Donnelly showcased exactly how they’re likely to do that. His campaign released its second ad of the cycle ahead of the president’s visit, showing the Democrat standing on a bridge to emphasize his centrism and willingness to reach across the aisle. Donnelly said he represents the “Hoosier common-sense middle,” a phrase he used in ads during his first successful run for Senate in 2012.

“It's okay that the President and Vice President are here today for politics, but problems only get solved when you roll up your sleeves and put in the hard work,” Donnelly said in a statement after the president’s rally. “I'm Indiana's hired help in the Senate because I don't work for any president or any political party -- I work for Hoosiers, and that will never change."

It’s a strategy that’s likely to be repeated every time Trump visits a state with a Democratic incumbent: acknowledge the visit, but don’t engage with the president.

“It doesn’t matter who comes to town, voters just want someone who puts their interests first. That’s what these Senate Democrats have done and what they should keep focusing on,” said one Senate campaign aide.

And even as Republicans work hard to align themselves to Trump in the primaries, Democrats hope that his popularity in these states won’t trickle down come November.

“Trumpy-ness is not transferable,” Ohio Democratic Chairman David Pepper said to a local newspaper following that state’s primary Tuesday.
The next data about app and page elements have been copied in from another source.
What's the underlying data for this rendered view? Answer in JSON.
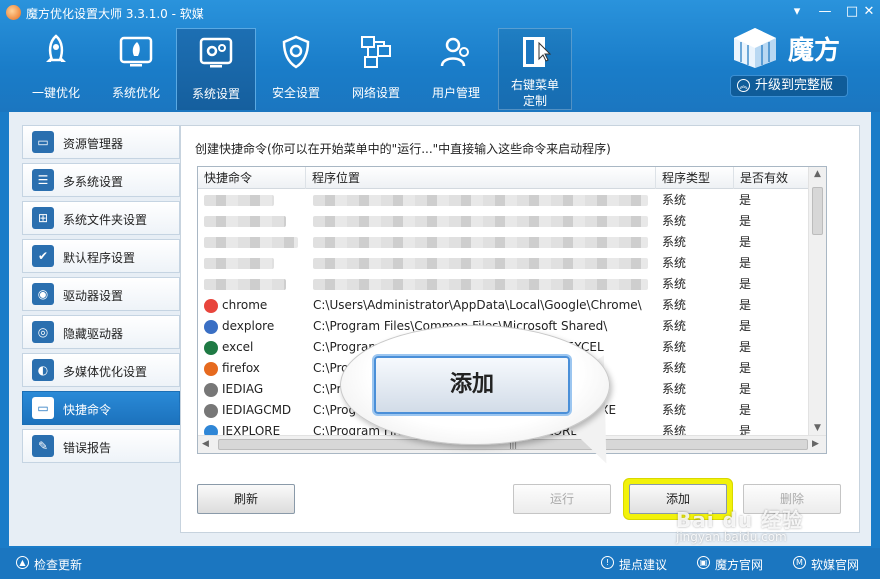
{
  "window": {
    "title": "魔方优化设置大师 3.3.1.0 - 软媒"
  },
  "nav": [
    {
      "label": "一键优化",
      "icon": "rocket-icon"
    },
    {
      "label": "系统优化",
      "icon": "rocket-monitor-icon"
    },
    {
      "label": "系统设置",
      "icon": "gears-icon",
      "active": true
    },
    {
      "label": "安全设置",
      "icon": "shield-icon"
    },
    {
      "label": "网络设置",
      "icon": "network-icon"
    },
    {
      "label": "用户管理",
      "icon": "users-icon"
    },
    {
      "label_line1": "右键菜单",
      "label_line2": "定制",
      "icon": "context-menu-icon"
    }
  ],
  "brand": {
    "name": "魔方",
    "upgrade": "升级到完整版"
  },
  "sidebar": [
    {
      "label": "资源管理器",
      "icon": "explorer-icon"
    },
    {
      "label": "多系统设置",
      "icon": "multi-system-icon"
    },
    {
      "label": "系统文件夹设置",
      "icon": "windows-folder-icon"
    },
    {
      "label": "默认程序设置",
      "icon": "default-program-icon"
    },
    {
      "label": "驱动器设置",
      "icon": "drive-icon"
    },
    {
      "label": "隐藏驱动器",
      "icon": "hidden-drive-icon"
    },
    {
      "label": "多媒体优化设置",
      "icon": "multimedia-icon"
    },
    {
      "label": "快捷命令",
      "icon": "shortcut-icon",
      "active": true
    },
    {
      "label": "错误报告",
      "icon": "error-report-icon"
    }
  ],
  "content": {
    "description": "创建快捷命令(你可以在开始菜单中的\"运行...\"中直接输入这些命令来启动程序)",
    "columns": [
      "快捷命令",
      "程序位置",
      "程序类型",
      "是否有效"
    ],
    "rows": [
      {
        "name": "",
        "path": "",
        "type": "系统",
        "valid": "是",
        "blurred": true
      },
      {
        "name": "",
        "path": "",
        "type": "系统",
        "valid": "是",
        "blurred": true
      },
      {
        "name": "",
        "path": "",
        "type": "系统",
        "valid": "是",
        "blurred": true
      },
      {
        "name": "",
        "path": "",
        "type": "系统",
        "valid": "是",
        "blurred": true
      },
      {
        "name": "",
        "path": "",
        "type": "系统",
        "valid": "是",
        "blurred": true
      },
      {
        "name": "chrome",
        "path": "C:\\Users\\Administrator\\AppData\\Local\\Google\\Chrome\\",
        "type": "系统",
        "valid": "是",
        "icon_color": "#e8453c"
      },
      {
        "name": "dexplore",
        "path": "C:\\Program Files\\Common Files\\Microsoft Shared\\",
        "type": "系统",
        "valid": "是",
        "icon_color": "#3a6fc4"
      },
      {
        "name": "excel",
        "path": "C:\\Program Files\\Microsoft Office\\Office16\\EXCEL",
        "type": "系统",
        "valid": "是",
        "icon_color": "#1f7a44"
      },
      {
        "name": "firefox",
        "path": "C:\\Program Files\\Mozilla Firefox\\firefox.exe",
        "type": "系统",
        "valid": "是",
        "icon_color": "#e66a1f"
      },
      {
        "name": "IEDIAG",
        "path": "C:\\Program Files\\Internet Explorer\\IEDIAG.EXE",
        "type": "系统",
        "valid": "是",
        "icon_color": "#777777"
      },
      {
        "name": "IEDIAGCMD",
        "path": "C:\\Program Files\\Internet Explorer\\IEDIAGCMD.EXE",
        "type": "系统",
        "valid": "是",
        "icon_color": "#777777"
      },
      {
        "name": "IEXPLORE",
        "path": "C:\\Program Files\\Internet Explorer\\IEXPLORE.EXE",
        "type": "系统",
        "valid": "是",
        "icon_color": "#2f86d6"
      }
    ],
    "buttons": {
      "refresh": "刷新",
      "run": "运行",
      "add": "添加",
      "delete": "删除"
    },
    "callout": "添加"
  },
  "statusbar": {
    "check_update": "检查更新",
    "feedback": "提点建议",
    "site": "魔方官网",
    "ruanmei": "软媒官网"
  },
  "watermark": {
    "text": "Bai du 经验",
    "url": "jingyan.baidu.com"
  },
  "colors": {
    "accent": "#1b76c0",
    "highlight": "#f2f20a"
  }
}
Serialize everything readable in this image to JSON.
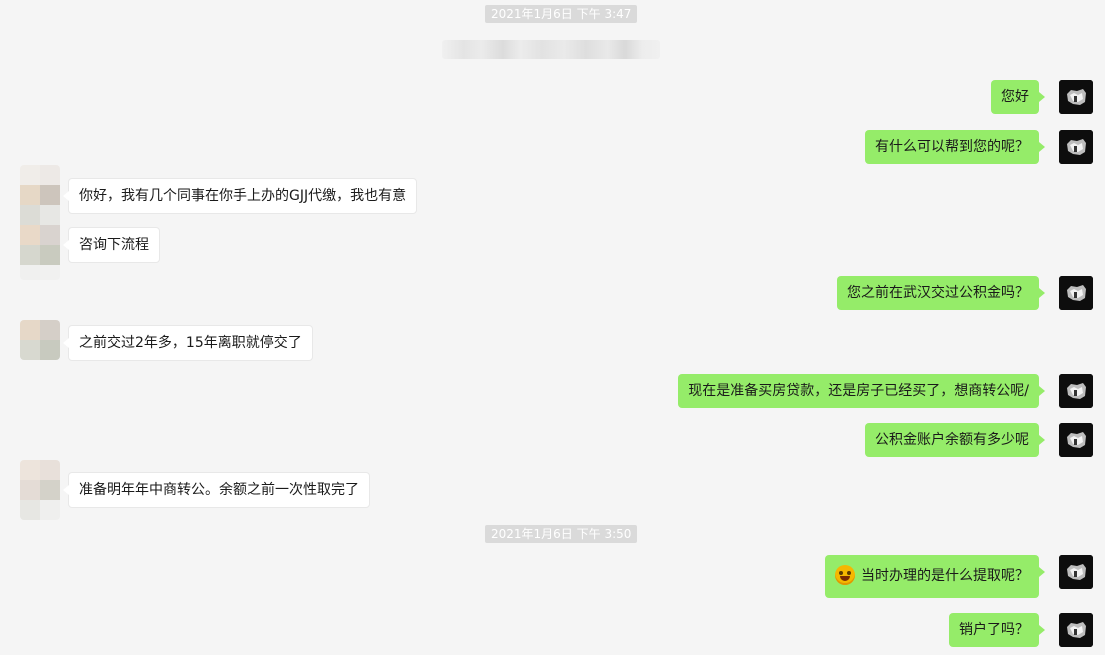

James Arkin is a congressional reporter for RealClearPolitics. He can be reached at Follow him on Twitter @JamesArkin.

Show comments Hide Comments